(CNN) — They’ve been called “blood phones.”
It’s a reference to the fact that some metals used to make smartphones and other electronic gadgets are sourced from war-torn areas of the Democratic Republic of the Congo.
Experts say these “conflict minerals” help fuel one of the world’s deadliest conflicts. An estimated 5.4 million people have died there from war-related causes, including disease and malnutrition, since 1998, according to the International Rescue Committee.
But according to a report released Thursday by the Enough Project, an advocacy group, metals from the Congo are getting less bloody.

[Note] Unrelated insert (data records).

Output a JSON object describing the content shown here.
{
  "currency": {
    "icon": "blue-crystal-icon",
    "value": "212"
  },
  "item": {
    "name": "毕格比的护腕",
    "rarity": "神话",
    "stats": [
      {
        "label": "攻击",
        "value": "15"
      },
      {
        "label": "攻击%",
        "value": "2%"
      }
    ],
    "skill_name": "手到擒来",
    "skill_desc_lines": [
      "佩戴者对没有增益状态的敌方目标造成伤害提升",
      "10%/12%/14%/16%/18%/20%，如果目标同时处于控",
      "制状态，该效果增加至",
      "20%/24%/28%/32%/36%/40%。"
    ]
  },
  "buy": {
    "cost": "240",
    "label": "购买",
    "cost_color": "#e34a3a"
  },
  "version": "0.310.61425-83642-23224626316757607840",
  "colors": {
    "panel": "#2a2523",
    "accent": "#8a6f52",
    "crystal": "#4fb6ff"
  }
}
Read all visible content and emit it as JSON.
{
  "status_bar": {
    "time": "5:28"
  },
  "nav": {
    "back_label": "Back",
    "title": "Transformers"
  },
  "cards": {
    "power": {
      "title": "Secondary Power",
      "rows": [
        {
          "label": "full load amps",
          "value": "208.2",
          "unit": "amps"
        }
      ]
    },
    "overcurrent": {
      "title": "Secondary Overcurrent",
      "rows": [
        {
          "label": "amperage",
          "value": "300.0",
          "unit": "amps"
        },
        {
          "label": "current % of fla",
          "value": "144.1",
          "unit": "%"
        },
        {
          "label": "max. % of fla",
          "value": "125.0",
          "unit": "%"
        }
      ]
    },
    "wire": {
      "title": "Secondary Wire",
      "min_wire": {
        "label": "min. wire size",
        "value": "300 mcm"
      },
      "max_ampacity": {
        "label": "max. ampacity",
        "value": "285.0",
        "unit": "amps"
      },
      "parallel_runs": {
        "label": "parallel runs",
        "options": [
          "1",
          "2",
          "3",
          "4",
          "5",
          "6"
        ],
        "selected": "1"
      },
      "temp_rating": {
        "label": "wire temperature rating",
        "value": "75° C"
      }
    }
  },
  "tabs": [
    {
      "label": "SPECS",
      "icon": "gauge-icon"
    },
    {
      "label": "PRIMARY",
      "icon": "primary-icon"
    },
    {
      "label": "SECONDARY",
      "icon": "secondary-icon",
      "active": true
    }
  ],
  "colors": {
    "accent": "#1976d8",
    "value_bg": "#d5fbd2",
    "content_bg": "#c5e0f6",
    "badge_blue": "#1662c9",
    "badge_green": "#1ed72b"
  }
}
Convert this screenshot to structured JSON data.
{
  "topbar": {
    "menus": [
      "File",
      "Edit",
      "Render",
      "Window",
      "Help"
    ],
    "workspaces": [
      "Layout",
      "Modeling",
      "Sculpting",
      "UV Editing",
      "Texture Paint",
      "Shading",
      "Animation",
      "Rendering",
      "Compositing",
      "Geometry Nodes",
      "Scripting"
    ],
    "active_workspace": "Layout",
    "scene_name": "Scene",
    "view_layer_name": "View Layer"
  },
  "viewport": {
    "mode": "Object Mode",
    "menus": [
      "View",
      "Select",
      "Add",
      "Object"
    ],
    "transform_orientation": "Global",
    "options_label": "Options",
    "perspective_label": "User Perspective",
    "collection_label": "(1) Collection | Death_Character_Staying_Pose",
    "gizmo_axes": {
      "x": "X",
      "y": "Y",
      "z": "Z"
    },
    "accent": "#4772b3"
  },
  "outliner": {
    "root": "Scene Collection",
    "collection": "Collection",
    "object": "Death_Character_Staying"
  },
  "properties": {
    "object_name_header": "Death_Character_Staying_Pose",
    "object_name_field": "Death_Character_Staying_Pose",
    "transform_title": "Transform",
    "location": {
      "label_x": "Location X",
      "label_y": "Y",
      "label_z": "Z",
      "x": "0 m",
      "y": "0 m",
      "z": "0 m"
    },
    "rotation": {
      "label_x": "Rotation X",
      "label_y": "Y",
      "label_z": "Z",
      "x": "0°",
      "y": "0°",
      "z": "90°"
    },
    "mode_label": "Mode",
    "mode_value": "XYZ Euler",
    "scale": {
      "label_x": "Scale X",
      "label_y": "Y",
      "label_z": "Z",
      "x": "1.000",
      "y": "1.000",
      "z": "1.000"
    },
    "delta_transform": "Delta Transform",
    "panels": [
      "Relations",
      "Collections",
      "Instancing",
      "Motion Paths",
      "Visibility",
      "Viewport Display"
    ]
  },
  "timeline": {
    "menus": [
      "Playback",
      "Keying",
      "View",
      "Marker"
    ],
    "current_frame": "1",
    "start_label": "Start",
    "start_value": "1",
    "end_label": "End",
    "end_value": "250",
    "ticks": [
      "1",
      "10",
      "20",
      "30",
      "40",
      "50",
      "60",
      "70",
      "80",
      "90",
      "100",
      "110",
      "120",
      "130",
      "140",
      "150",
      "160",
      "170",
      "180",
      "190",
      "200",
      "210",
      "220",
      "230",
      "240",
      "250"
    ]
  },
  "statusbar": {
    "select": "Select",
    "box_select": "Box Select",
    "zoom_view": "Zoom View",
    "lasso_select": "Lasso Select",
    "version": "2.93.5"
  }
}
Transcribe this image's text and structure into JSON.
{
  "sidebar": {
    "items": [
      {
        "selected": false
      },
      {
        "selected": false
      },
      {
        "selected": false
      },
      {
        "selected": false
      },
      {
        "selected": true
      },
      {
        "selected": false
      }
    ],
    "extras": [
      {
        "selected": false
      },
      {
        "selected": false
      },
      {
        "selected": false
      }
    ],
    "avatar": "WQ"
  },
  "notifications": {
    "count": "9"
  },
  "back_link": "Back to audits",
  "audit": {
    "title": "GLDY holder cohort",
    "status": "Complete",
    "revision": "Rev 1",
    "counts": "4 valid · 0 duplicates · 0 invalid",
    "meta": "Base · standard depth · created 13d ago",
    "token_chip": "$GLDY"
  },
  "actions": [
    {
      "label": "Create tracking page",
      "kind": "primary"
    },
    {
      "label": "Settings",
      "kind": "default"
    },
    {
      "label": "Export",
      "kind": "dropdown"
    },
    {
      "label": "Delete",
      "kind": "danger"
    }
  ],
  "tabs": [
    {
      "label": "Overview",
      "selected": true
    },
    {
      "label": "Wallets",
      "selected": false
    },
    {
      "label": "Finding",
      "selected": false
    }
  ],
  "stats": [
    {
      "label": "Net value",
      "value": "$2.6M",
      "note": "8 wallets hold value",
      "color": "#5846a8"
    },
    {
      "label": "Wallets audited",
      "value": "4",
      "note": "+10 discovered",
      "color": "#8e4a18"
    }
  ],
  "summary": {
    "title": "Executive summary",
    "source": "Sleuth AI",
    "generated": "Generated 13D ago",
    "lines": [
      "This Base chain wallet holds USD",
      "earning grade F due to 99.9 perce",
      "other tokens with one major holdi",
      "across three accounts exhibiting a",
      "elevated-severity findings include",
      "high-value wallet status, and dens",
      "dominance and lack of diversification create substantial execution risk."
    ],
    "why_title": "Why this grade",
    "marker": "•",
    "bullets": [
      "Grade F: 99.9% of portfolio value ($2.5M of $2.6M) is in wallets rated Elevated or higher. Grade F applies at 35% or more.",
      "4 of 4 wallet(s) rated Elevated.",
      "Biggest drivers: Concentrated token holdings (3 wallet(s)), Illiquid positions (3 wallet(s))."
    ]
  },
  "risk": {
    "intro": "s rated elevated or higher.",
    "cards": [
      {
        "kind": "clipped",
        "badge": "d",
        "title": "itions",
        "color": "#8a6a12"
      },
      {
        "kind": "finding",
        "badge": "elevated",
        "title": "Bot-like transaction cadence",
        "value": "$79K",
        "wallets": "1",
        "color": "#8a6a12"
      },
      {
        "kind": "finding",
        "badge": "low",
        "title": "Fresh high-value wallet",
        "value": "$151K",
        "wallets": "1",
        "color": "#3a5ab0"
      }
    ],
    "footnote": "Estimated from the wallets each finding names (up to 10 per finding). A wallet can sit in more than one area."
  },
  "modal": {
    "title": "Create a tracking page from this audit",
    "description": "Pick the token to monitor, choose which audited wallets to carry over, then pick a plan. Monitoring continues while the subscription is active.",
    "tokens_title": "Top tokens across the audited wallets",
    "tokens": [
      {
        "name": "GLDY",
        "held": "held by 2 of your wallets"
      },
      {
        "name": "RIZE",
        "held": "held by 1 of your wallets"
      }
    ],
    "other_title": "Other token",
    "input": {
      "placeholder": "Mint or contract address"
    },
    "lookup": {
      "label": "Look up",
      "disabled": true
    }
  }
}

That’s thanks in part to the fact that tech companies like Intel, HP, Dell, Microsoft and Apple have made efforts to trace the source of metals used in their devices. An auditing system for smelters, the industrial facilities that process raw metals, also has been put in place. A certification system is in the works that would allow companies to certify some metals from Congo as “conflict free.”
Other tech companies, however, like Nintendo, Canon, Nikon, Sharp and HTC, received low rankings from the group. Nintendo was the only company out of 24 ranked by the Enough Project that received a score of zero, for taking no steps to ensure that its electronics do not support armed groups in central Africa.
“Nintendo is, I believe, the only company that has basically refused to acknowledge the issue or demonstrate they are making any sort of effort on it,” said Sasha Lezhnev, senior policy analyst at the Enough Project. “And this is despite a good two years of trying to get in contact with them.”